Among Democratic and Republican women, Sarah Palin played an insignificant role in their choice for president. The GOP hedged many bets going into the election; one of its biggest wagers was that Sarah Palin would mobilize women and tilt the election in their favor. It didn’t happen. According to the most recent exit polls, 56 percent of female voters supported Barack Obama and among racial and ethnic minority women 96 percent of black women and 68 percent of Latina women voted Democratic.

The hope of capturing feminists and women who may have felt slighted by Hilary Clinton not winning the Democratic nomination did not materialize for Republicans either.

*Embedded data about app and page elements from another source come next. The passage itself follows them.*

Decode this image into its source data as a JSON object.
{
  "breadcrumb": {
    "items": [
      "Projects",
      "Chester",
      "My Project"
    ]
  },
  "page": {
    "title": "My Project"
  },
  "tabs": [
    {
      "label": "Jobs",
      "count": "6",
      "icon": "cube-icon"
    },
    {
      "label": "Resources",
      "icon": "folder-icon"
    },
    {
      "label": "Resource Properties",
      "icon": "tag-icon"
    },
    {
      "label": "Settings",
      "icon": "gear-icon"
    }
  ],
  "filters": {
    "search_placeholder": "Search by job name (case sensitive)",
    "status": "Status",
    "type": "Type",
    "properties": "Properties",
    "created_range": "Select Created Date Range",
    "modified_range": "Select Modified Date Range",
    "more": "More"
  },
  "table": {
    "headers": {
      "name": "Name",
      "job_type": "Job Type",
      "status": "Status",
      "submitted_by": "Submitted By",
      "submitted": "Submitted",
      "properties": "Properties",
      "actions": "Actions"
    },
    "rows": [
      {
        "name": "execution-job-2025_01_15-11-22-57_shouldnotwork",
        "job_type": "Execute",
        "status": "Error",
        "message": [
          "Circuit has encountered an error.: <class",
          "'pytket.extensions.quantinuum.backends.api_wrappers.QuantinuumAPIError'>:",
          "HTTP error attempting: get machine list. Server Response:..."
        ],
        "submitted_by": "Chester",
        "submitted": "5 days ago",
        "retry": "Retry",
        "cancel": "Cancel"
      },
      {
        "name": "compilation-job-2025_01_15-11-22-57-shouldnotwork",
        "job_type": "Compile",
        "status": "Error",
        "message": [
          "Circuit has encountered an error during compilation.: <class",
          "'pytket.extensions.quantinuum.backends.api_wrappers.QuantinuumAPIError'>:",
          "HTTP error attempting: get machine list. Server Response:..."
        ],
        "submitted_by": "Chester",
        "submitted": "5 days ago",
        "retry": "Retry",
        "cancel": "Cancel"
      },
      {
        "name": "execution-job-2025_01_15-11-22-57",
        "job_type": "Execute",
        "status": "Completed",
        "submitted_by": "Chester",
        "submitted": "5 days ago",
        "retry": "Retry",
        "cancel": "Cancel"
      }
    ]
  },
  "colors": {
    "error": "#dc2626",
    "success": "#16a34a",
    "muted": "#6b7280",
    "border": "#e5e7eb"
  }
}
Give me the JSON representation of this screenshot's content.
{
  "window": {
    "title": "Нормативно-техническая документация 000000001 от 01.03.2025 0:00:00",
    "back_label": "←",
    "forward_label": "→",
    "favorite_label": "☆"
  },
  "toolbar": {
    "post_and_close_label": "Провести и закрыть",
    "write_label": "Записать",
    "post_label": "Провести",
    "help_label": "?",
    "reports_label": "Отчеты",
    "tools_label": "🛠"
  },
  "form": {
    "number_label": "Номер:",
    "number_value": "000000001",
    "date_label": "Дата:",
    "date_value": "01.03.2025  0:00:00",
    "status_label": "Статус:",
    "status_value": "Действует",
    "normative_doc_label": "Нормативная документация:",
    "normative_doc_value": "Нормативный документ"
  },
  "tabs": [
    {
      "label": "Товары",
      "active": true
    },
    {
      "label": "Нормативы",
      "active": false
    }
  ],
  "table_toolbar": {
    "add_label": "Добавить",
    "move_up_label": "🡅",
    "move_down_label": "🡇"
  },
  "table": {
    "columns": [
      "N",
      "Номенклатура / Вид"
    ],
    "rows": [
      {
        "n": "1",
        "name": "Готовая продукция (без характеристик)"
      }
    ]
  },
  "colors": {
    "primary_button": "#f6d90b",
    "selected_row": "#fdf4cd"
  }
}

A whopping 83 percent of people who supported Hilary Clinton’s nomination voted for Obama while McCain captured a narrow 16 percent of those voters. Unmarried and working women voted overwhelmingly Democratic as well, 58 percent and 60 percent respectively.

Women Gain Seats in Congress; Dole Loses

The truth of the matter is the Palin factor never really existed. While women across the country were eager to support a woman candidate, they were more interested in supporting the right woman candidate. After the smoke cleared following the announcement of Palin’s candidacy for vice president, it became clear that gender alone was not enough to pull women from one side of the fence to the other. Palin’s position on important issues such as the war, abortion, the economy and health care were also significant factors. She was also viewed by many women as divisive and not capable of holding the second highest post in the free world. This was not about internalized sexism, it was the truth.

As election day neared, many came to see Palin’s nomination more like a Disney movie: “Ms. Palin Goes to Washington” complete with folk talk, well-placed winks, pricey makeovers and over-the-top shopping sprees rather than as a viable choice for vice president. In short, she was not every woman’s woman; she did not resonate with the broad range of women from diverse backgrounds–unmarried, working, white, black, Latina and Asian–whom the GOP would have needed to capture in order to win the White House.

The narrow view of gender that the GOP tried to sell in this election cycle to not only women, but America, fell short. In the end, across differences, women voted the issues. I believe one day very soon we will see a woman elected to the office of the president, but to be sure she will be the right one. .

–C. Nicole Mason, Ph.D.
Nov. 5, 2008

C. Nicole Mason, Ph.D., is a political scientist and the executive director of the Women of Color Policy Network at the Wagner Graduate School of Public Service at New York University. She is also a senior research fellow at the National Council for Research on Women.

Reader Comment: Hearts Filled for Grandmothers

I read your comments on Obama’s visit to his grandmother and I also heard about it on the news as it happened. At that moment my respect for Obama rose above the line as well as my hope that he will win the upcoming election. That he would stop campaigning at such a crucial time lets me know his priorities are in the right place. He’s the type of person I wouldn’t mind leaving “to mind the grandkids.” It’s my hope that he will help in that respect.

My heart fills when I think of the countless grandmas out there who are raising their grandchildren and the majority that I come across each day are very poor. Yet despite the economic conditions, they have so much fight and determination for their young ones that they have become my heroes. I know of elderly grandparents who are raising five grandchildren whose mother has died due to complications of long-term drug and alcohol use. The grandmother is in a wheelchair and they definitely live below the poverty level. They want to try to keep the kids together.

Another elderly couple I know are raising eight grandchildren and they have legal custody of four of them. The grandpa says, “We could lose the other four at any time, so we try not to make the mother mad. She could take them, even though she doesn’t have a home to take them to.” He and his wife are totally dedicated to the children and speak of them as any proud parent would. They walk a fine line between taking care of the children and keeping peace with the mother who much of the time does things that they don’t approve of.